Each line of the listing below that includes "date" should be reported.

◆ ◆ ◆ ◆

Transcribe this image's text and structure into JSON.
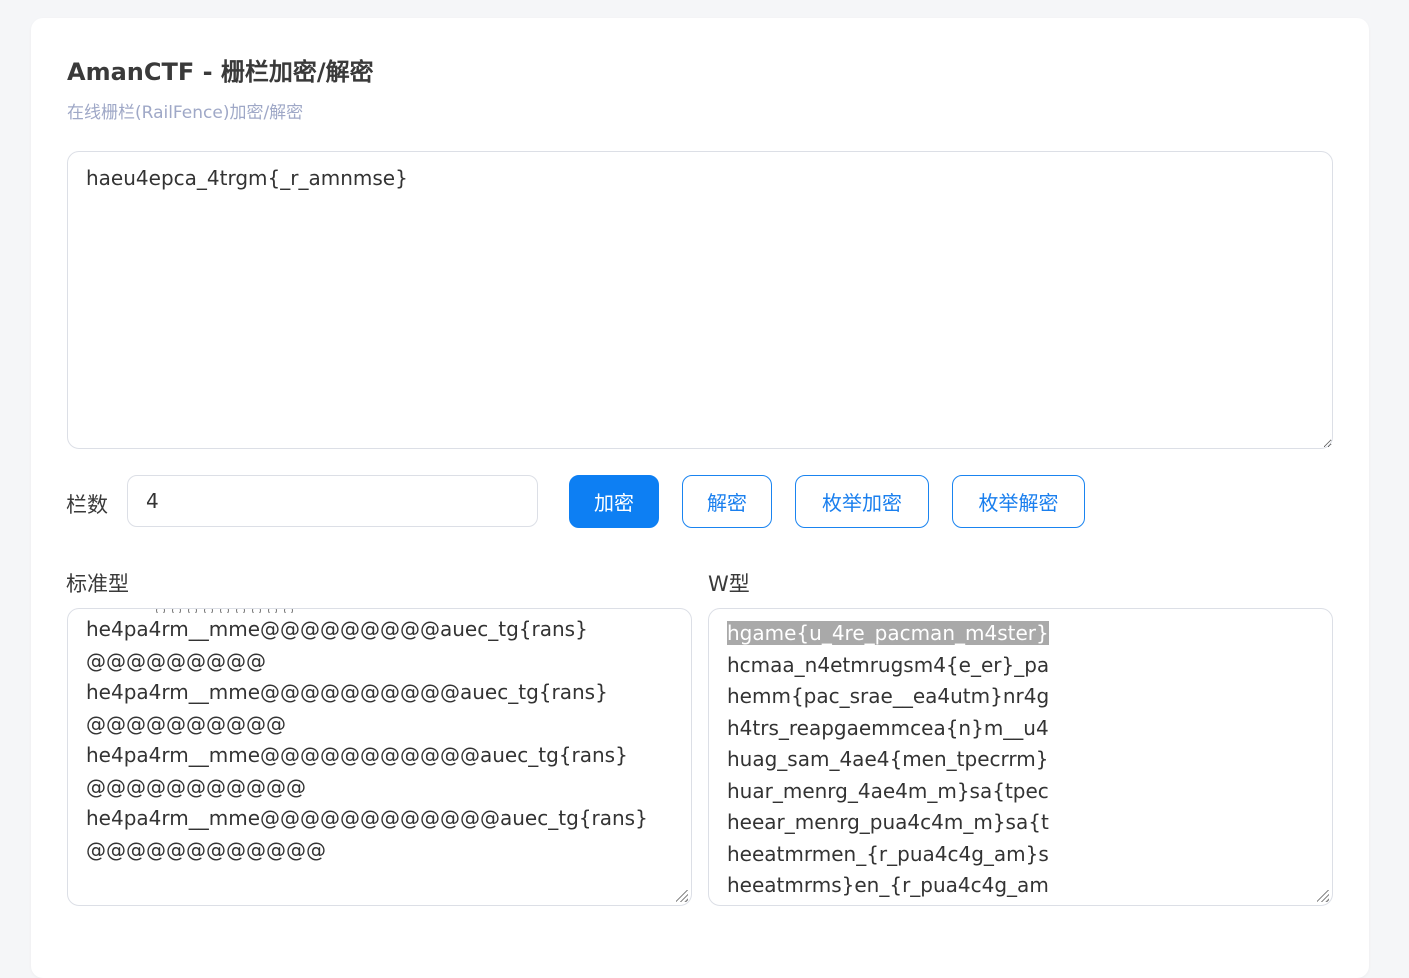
{
  "header": {
    "title": "AmanCTF - 栅栏加密/解密",
    "subtitle": "在线栅栏(RailFence)加密/解密"
  },
  "input": {
    "value": "haeu4epca_4trgm{_r_amnmse}"
  },
  "controls": {
    "rails_label": "栏数",
    "rails_value": "4",
    "encrypt_label": "加密",
    "decrypt_label": "解密",
    "enum_encrypt_label": "枚举加密",
    "enum_decrypt_label": "枚举解密"
  },
  "output": {
    "standard_label": "标准型",
    "w_label": "W型",
    "standard_lines": [
      "he4pa4rm__mme@@@@@@@@@auec_tg{rans}",
      "@@@@@@@@@",
      "he4pa4rm__mme@@@@@@@@@@auec_tg{rans}",
      "@@@@@@@@@@",
      "he4pa4rm__mme@@@@@@@@@@@auec_tg{rans}",
      "@@@@@@@@@@@",
      "he4pa4rm__mme@@@@@@@@@@@@auec_tg{rans}",
      "@@@@@@@@@@@@"
    ],
    "w_lines": [
      "hgame{u_4re_pacman_m4ster}",
      "hcmaa_n4etmrugsm4{e_er}_pa",
      "hemm{pac_srae__ea4utm}nr4g",
      "h4trs_reapgaemmcea{n}m__u4",
      "huag_sam_4ae4{men_tpecrrm}",
      "huar_menrg_4ae4m_m}sa{tpec",
      "heear_menrg_pua4c4m_m}sa{t",
      "heeatmrmen_{r_pua4c4g_am}s",
      "heeatmrms}en_{r_pua4c4g_am"
    ]
  }
}
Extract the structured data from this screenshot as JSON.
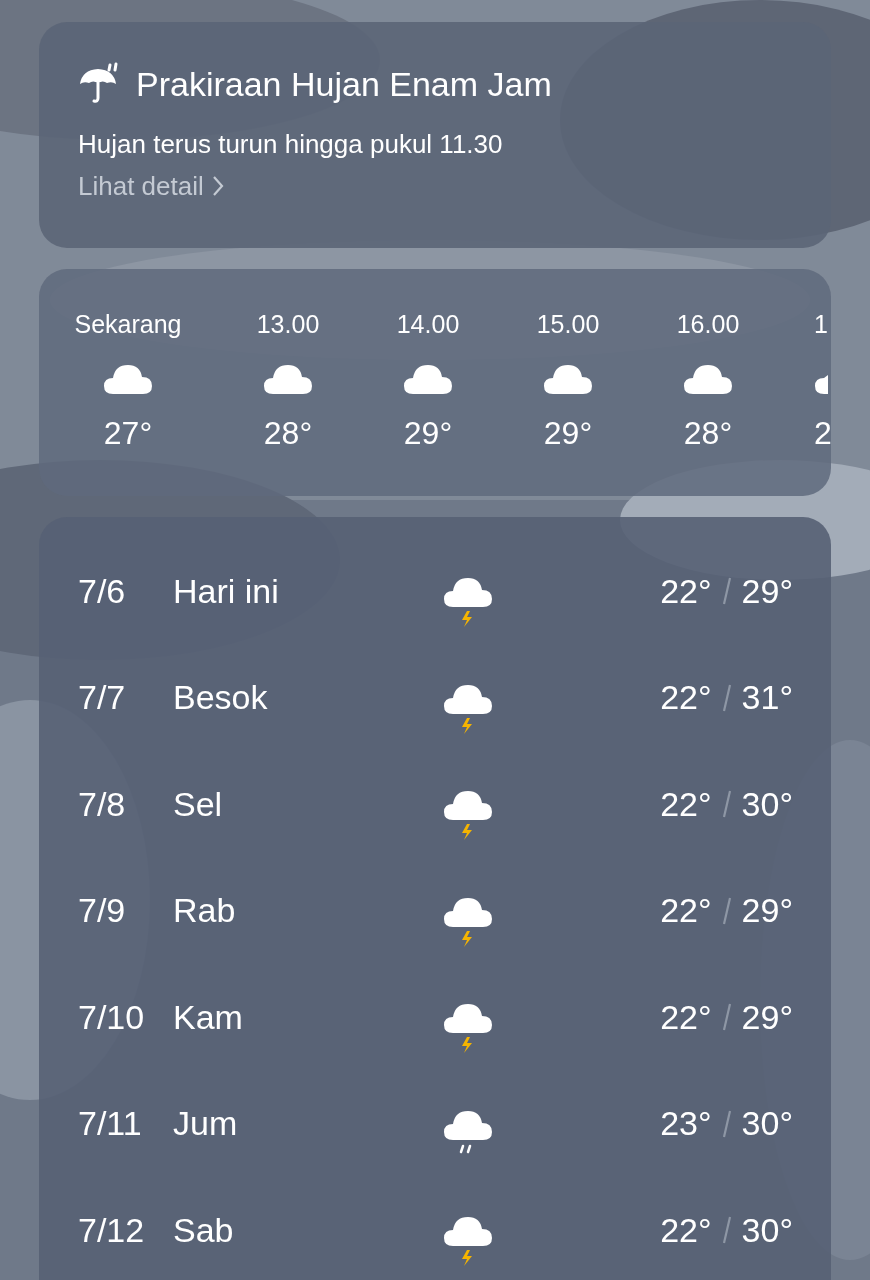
{
  "rain_card": {
    "title": "Prakiraan Hujan Enam Jam",
    "message": "Hujan terus turun hingga pukul 11.30",
    "link": "Lihat detail"
  },
  "hourly": [
    {
      "time": "Sekarang",
      "temp": "27°"
    },
    {
      "time": "13.00",
      "temp": "28°"
    },
    {
      "time": "14.00",
      "temp": "29°"
    },
    {
      "time": "15.00",
      "temp": "29°"
    },
    {
      "time": "16.00",
      "temp": "28°"
    },
    {
      "time": "1",
      "temp": "2"
    }
  ],
  "daily": [
    {
      "date": "7/6",
      "day": "Hari ini",
      "kind": "thunder",
      "low": "22°",
      "high": "29°"
    },
    {
      "date": "7/7",
      "day": "Besok",
      "kind": "thunder",
      "low": "22°",
      "high": "31°"
    },
    {
      "date": "7/8",
      "day": "Sel",
      "kind": "thunder",
      "low": "22°",
      "high": "30°"
    },
    {
      "date": "7/9",
      "day": "Rab",
      "kind": "thunder",
      "low": "22°",
      "high": "29°"
    },
    {
      "date": "7/10",
      "day": "Kam",
      "kind": "thunder",
      "low": "22°",
      "high": "29°"
    },
    {
      "date": "7/11",
      "day": "Jum",
      "kind": "rain",
      "low": "23°",
      "high": "30°"
    },
    {
      "date": "7/12",
      "day": "Sab",
      "kind": "thunder",
      "low": "22°",
      "high": "30°"
    }
  ]
}
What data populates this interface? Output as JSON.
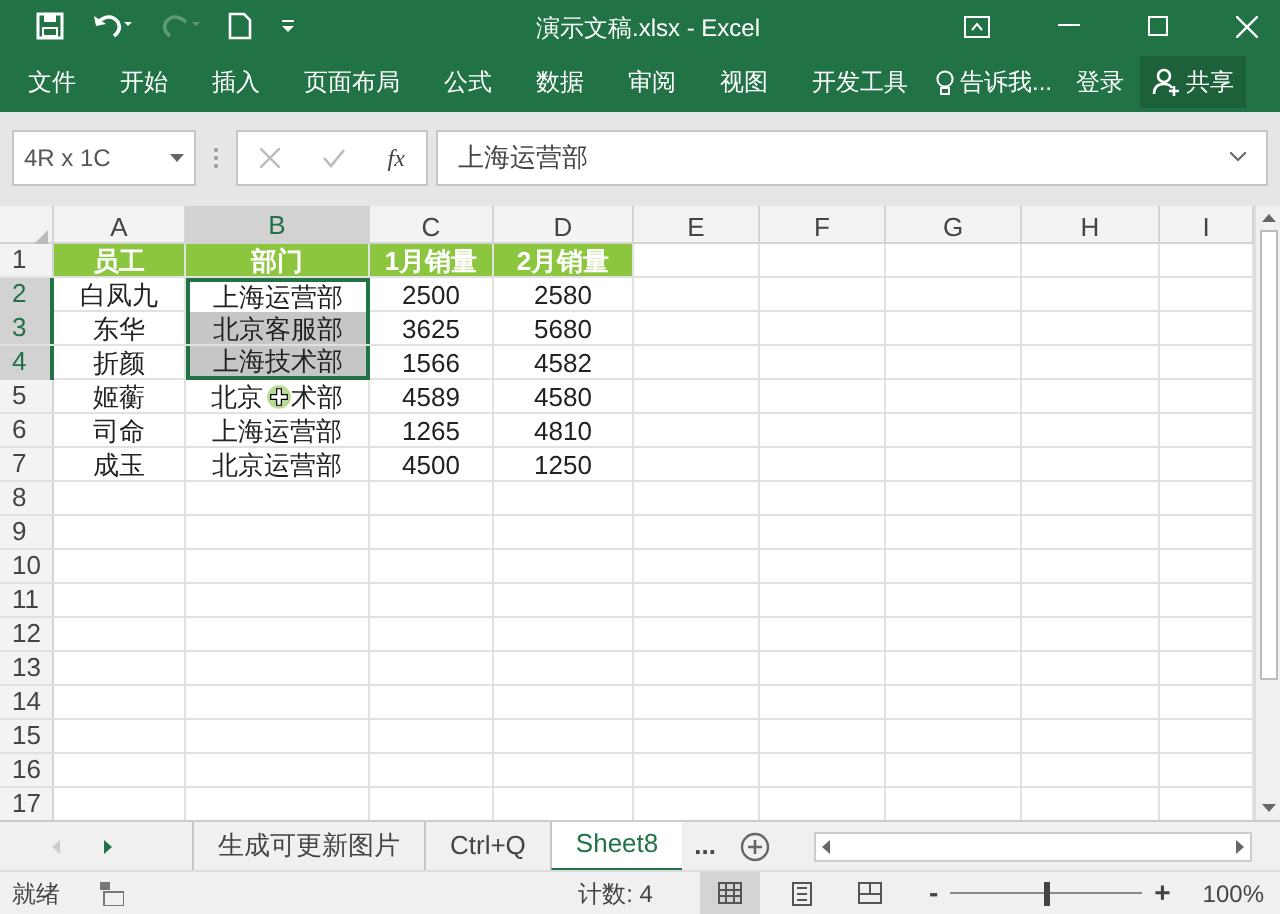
{
  "window": {
    "title": "演示文稿.xlsx - Excel"
  },
  "ribbon": {
    "tabs": [
      {
        "label": "文件"
      },
      {
        "label": "开始"
      },
      {
        "label": "插入"
      },
      {
        "label": "页面布局"
      },
      {
        "label": "公式"
      },
      {
        "label": "数据"
      },
      {
        "label": "审阅"
      },
      {
        "label": "视图"
      },
      {
        "label": "开发工具"
      }
    ],
    "tell_me": "告诉我...",
    "sign_in": "登录",
    "share": "共享"
  },
  "formula_bar": {
    "name_box": "4R x 1C",
    "fx": "fx",
    "value": "上海运营部"
  },
  "table": {
    "columns": [
      {
        "label": "A",
        "selected": false
      },
      {
        "label": "B",
        "selected": true
      },
      {
        "label": "C",
        "selected": false
      },
      {
        "label": "D",
        "selected": false
      },
      {
        "label": "E",
        "selected": false
      },
      {
        "label": "F",
        "selected": false
      },
      {
        "label": "G",
        "selected": false
      },
      {
        "label": "H",
        "selected": false
      },
      {
        "label": "I",
        "selected": false
      }
    ],
    "rows": [
      {
        "number": "1",
        "kind": "header",
        "selected": false,
        "cells": [
          {
            "text": "员工",
            "selected": false,
            "active": false
          },
          {
            "text": "部门",
            "selected": false,
            "active": false
          },
          {
            "text": "1月销量",
            "selected": false,
            "active": false
          },
          {
            "text": "2月销量",
            "selected": false,
            "active": false
          }
        ]
      },
      {
        "number": "2",
        "kind": "data",
        "selected": true,
        "cells": [
          {
            "text": "白凤九",
            "selected": false,
            "active": false
          },
          {
            "text": "上海运营部",
            "selected": true,
            "active": true
          },
          {
            "text": "2500",
            "selected": false,
            "active": false
          },
          {
            "text": "2580",
            "selected": false,
            "active": false
          }
        ]
      },
      {
        "number": "3",
        "kind": "data",
        "selected": true,
        "cells": [
          {
            "text": "东华",
            "selected": false,
            "active": false
          },
          {
            "text": "北京客服部",
            "selected": true,
            "active": false
          },
          {
            "text": "3625",
            "selected": false,
            "active": false
          },
          {
            "text": "5680",
            "selected": false,
            "active": false
          }
        ]
      },
      {
        "number": "4",
        "kind": "data",
        "selected": true,
        "cells": [
          {
            "text": "折颜",
            "selected": false,
            "active": false
          },
          {
            "text": "上海技术部",
            "selected": true,
            "active": false
          },
          {
            "text": "1566",
            "selected": false,
            "active": false
          },
          {
            "text": "4582",
            "selected": false,
            "active": false
          }
        ]
      },
      {
        "number": "5",
        "kind": "data",
        "selected": false,
        "cells": [
          {
            "text": "姬蘅",
            "selected": false,
            "active": false
          },
          {
            "text": "北京 术部",
            "selected": false,
            "active": false
          },
          {
            "text": "4589",
            "selected": false,
            "active": false
          },
          {
            "text": "4580",
            "selected": false,
            "active": false
          }
        ]
      },
      {
        "number": "6",
        "kind": "data",
        "selected": false,
        "cells": [
          {
            "text": "司命",
            "selected": false,
            "active": false
          },
          {
            "text": "上海运营部",
            "selected": false,
            "active": false
          },
          {
            "text": "1265",
            "selected": false,
            "active": false
          },
          {
            "text": "4810",
            "selected": false,
            "active": false
          }
        ]
      },
      {
        "number": "7",
        "kind": "data",
        "selected": false,
        "cells": [
          {
            "text": "成玉",
            "selected": false,
            "active": false
          },
          {
            "text": "北京运营部",
            "selected": false,
            "active": false
          },
          {
            "text": "4500",
            "selected": false,
            "active": false
          },
          {
            "text": "1250",
            "selected": false,
            "active": false
          }
        ]
      },
      {
        "number": "8",
        "kind": "empty",
        "selected": false
      },
      {
        "number": "9",
        "kind": "empty",
        "selected": false
      },
      {
        "number": "10",
        "kind": "empty",
        "selected": false
      },
      {
        "number": "11",
        "kind": "empty",
        "selected": false
      },
      {
        "number": "12",
        "kind": "empty",
        "selected": false
      },
      {
        "number": "13",
        "kind": "empty",
        "selected": false
      },
      {
        "number": "14",
        "kind": "empty",
        "selected": false
      },
      {
        "number": "15",
        "kind": "empty",
        "selected": false
      },
      {
        "number": "16",
        "kind": "empty",
        "selected": false
      },
      {
        "number": "17",
        "kind": "empty",
        "selected": false
      }
    ]
  },
  "sheet_tabs": [
    {
      "label": "生成可更新图片",
      "selected": false
    },
    {
      "label": "Ctrl+Q",
      "selected": false
    },
    {
      "label": "Sheet8",
      "selected": true
    }
  ],
  "more_sheets": "...",
  "status_bar": {
    "status": "就绪",
    "count": "计数: 4",
    "zoom": {
      "level": 0.5
    },
    "zoom_value": "100%",
    "zoom_out": "-",
    "zoom_in": "+"
  }
}
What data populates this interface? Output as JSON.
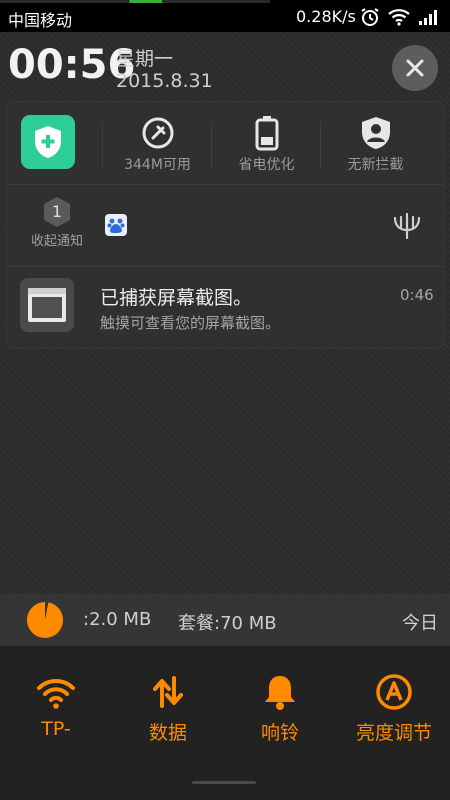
{
  "status_bar": {
    "carrier": "中国移动",
    "net_speed": "0.28K/s",
    "icons": [
      "alarm-icon",
      "wifi-icon",
      "signal-icon"
    ]
  },
  "header": {
    "time": "00:56",
    "weekday": "星期一",
    "date": "2015.8.31",
    "close_icon": "close-icon"
  },
  "quick_actions": [
    {
      "icon": "security-shield-icon",
      "label": ""
    },
    {
      "icon": "memory-clean-icon",
      "label": "344M可用"
    },
    {
      "icon": "battery-icon",
      "label": "省电优化"
    },
    {
      "icon": "block-user-icon",
      "label": "无新拦截"
    }
  ],
  "collapsed": {
    "count": "1",
    "label": "收起通知",
    "app_icon": "baidu-icon",
    "action_icon": "trident-icon"
  },
  "notification": {
    "title": "已捕获屏幕截图。",
    "text": "触摸可查看您的屏幕截图。",
    "time": "0:46",
    "icon": "screenshot-icon"
  },
  "data_usage": {
    "used": ":2.0 MB",
    "plan": "套餐:70 MB",
    "today": "今日",
    "used_fraction": 0.03
  },
  "toggles": [
    {
      "icon": "wifi-icon",
      "label": "TP-"
    },
    {
      "icon": "data-transfer-icon",
      "label": "数据"
    },
    {
      "icon": "bell-icon",
      "label": "响铃"
    },
    {
      "icon": "auto-brightness-icon",
      "label": "亮度调节"
    }
  ],
  "colors": {
    "accent": "#ff8a00",
    "shield": "#2ecc97",
    "background": "#2c2c2c"
  }
}
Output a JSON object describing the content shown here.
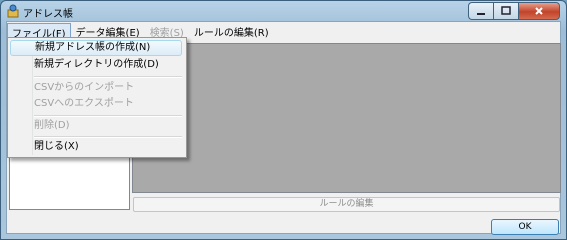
{
  "window": {
    "title": "アドレス帳",
    "controls": [
      "minimize-icon",
      "maximize-icon",
      "close-icon"
    ]
  },
  "menubar": {
    "file": "ファイル(F)",
    "data_edit": "データ編集(E)",
    "search": "検索(S)",
    "rule_edit": "ルールの編集(R)"
  },
  "file_menu": {
    "new_address_book": "新規アドレス帳の作成(N)",
    "new_directory": "新規ディレクトリの作成(D)",
    "csv_import": "CSVからのインポート",
    "csv_export": "CSVへのエクスポート",
    "delete": "削除(D)",
    "close": "閉じる(X)"
  },
  "buttons": {
    "rule_edit": "ルールの編集",
    "ok": "OK"
  },
  "colors": {
    "content_area": "#a9a9a9",
    "highlight": "#dcecf7"
  }
}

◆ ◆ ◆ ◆

▶ _ANSWER SECTION_:
      "date": "7/6",
      "date": "7/7",
      "date": "7/8",
      "date": "7/9",
      "date": "7/10",
      "date": "7/11",
      "date": "7/12",
    "date": "2015.8.31",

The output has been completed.